May’s migration myths

Written By: Paul Donovan
Published: March 11, 2017 Last modified: March 11, 2017

Can the Prime Minister be seriously contemplating cutting links with the European Union’s single market – Britain’s largest trading area – because she really believes that “securing the borders” is a more important priority?

The need to secure the borders, a hardly concealed code for keeping out migrants, is a total nonsense. The UK’s borders are secure – or if they aren’t a lot of public money is being expended on the Borders Agency and a myriad of supporting private companies charged with attaining that goal.

Increasingly, it seems that the Brexit vote was predicated on a number of lies. Foremost among was the myth  that migrants were flocking to this country for benefits because Britain is an easy touch. Among the migrants were criminals and wrongdoers.

Now to leave the la-la land of Daily Express and Daily Mail story-telling. The reality is somewhat different.Migrants come to the UK predominantly to work or study. It has been their contribution things that has led to the buoyancy of the UK economy. If the work were not here, neither would the migrants be. During the EU referendum debate the good news story on immigration rarely surfaced. If it had, people would understand that migration was not the cause of growing levels of poverty across the land.

Some facts. Seventeen per cent of the UK workforce is made up of non-British born workers (that is, 5.4 million people out of a 31.6 million workforce). This has increased from 8 per cent in 2000. Some 19 per cent of NHS workers are foreign born. The IPPR think tank has warned that the National Health Service would “collapse” without its EU workers. Education is a major and growing sector for the UK economy, with foreign students estimated to contribute £11.8 billion. A study by University College London found that European migrants made a net contribution of £20 billion to UK public finances between 2000 and 2011.

Many of the migrant workforce is made up of single people who work here for a while but then go home. They pay taxes for which they do not receive the requisite public services in return. Net winner: the British taxpayer. If UK citizens want to retain their present level of public service, then the revenue generated by migrant workers – as well as those workers themselves – are desperately needed. It has been the high level of migrants coming into the UK over recent years compared to other European countries that has contributed to the strength of the economy here compared to elsewhere.

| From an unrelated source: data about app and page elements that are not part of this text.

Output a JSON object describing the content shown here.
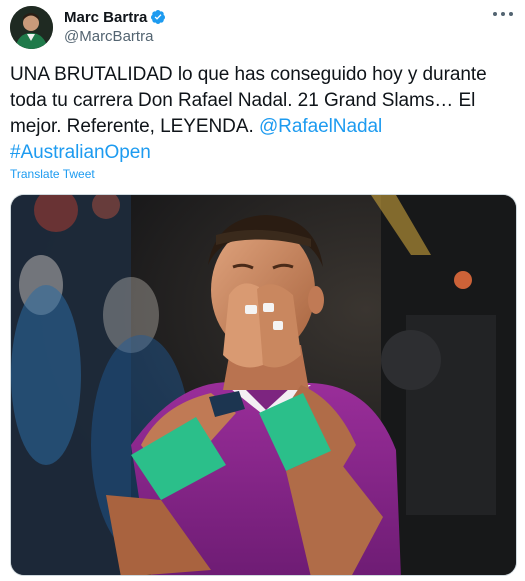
{
  "author": {
    "display_name": "Marc Bartra",
    "handle": "@MarcBartra",
    "verified": true
  },
  "tweet": {
    "text_plain": "UNA BRUTALIDAD lo que has conseguido hoy y durante toda tu carrera Don Rafael Nadal. 21 Grand Slams… El mejor. Referente, LEYENDA. ",
    "mention": "@RafaelNadal",
    "hashtag": "#AustralianOpen",
    "translate_label": "Translate Tweet"
  },
  "colors": {
    "accent": "#1d9bf0",
    "secondary_text": "#536471",
    "primary_text": "#0f1419"
  },
  "icons": {
    "verified": "verified-badge-icon",
    "more": "more-options-icon"
  }
}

Given all this, how incredible to hear Theresa May welcoming the news that there are now fewer EU nationals coming to the UK, post-Brexit. She seems to hang onto the ridiculous notion of her predecessor in Number 10 that it is a good thing to reduce net migration down to the tens of thousands. This is an economically illiterate position for any senior politician to adopt.
One way to significantly reduce migration is to destroy the country’s economic base. An economy in recession will not offer, so migrants will not want come to in the UK. This seems to be what May is saying she wants above all else, when she puts controlling immigration above trade with our neighbours.

All of that said, migration has not been handled well over the past couple of decades. Migrants have been allowed to be used by unscrupulous employers – including private householders wanting work done on the cheap to their properties – to undercut the pay and terms and conditions of the indigenous workforce. This use of migration as an unofficial incomes policy has led to some of the grievances that helped to create the anti-migrant atmosphere.
These problems could have been addressed by having a higher minimum wage that was stringently enforced, with no undercutting of terms and conditions, while ensuring migrant labourers joined trade unions.

In the EU referendum debate people were told that the nation’s problems were caused migrants and the EU. But fault lies with the banking crisis of 2008 and the austerity policies that followed. The result has been large numbers of people seeing their wages flat-line or decline. The banks have got away with ripping off taxpayers for huge amounts of money, and they continue to do so.

The great irony of the referendum result is that the mass of the people who voted to leave the EU stand to become poorer, along with the rest. Wages will not rise but prices will, courtesy of the falling pound.

So is Theresa May really as daft as her recent pronouncements on Brexit suggest? Or is it all window dressing to lay the ground work for a new deal with the EU that can be to the benefit of all? We a have to hope it is the latter. But given the positive reaction to the news of reduced numbers of migrants coming to the UK and begging-bowl approach of British ministers trotting round the globe looking for whatever trade deals the United States, Australia and New Zealand may offer, no one should bet on it.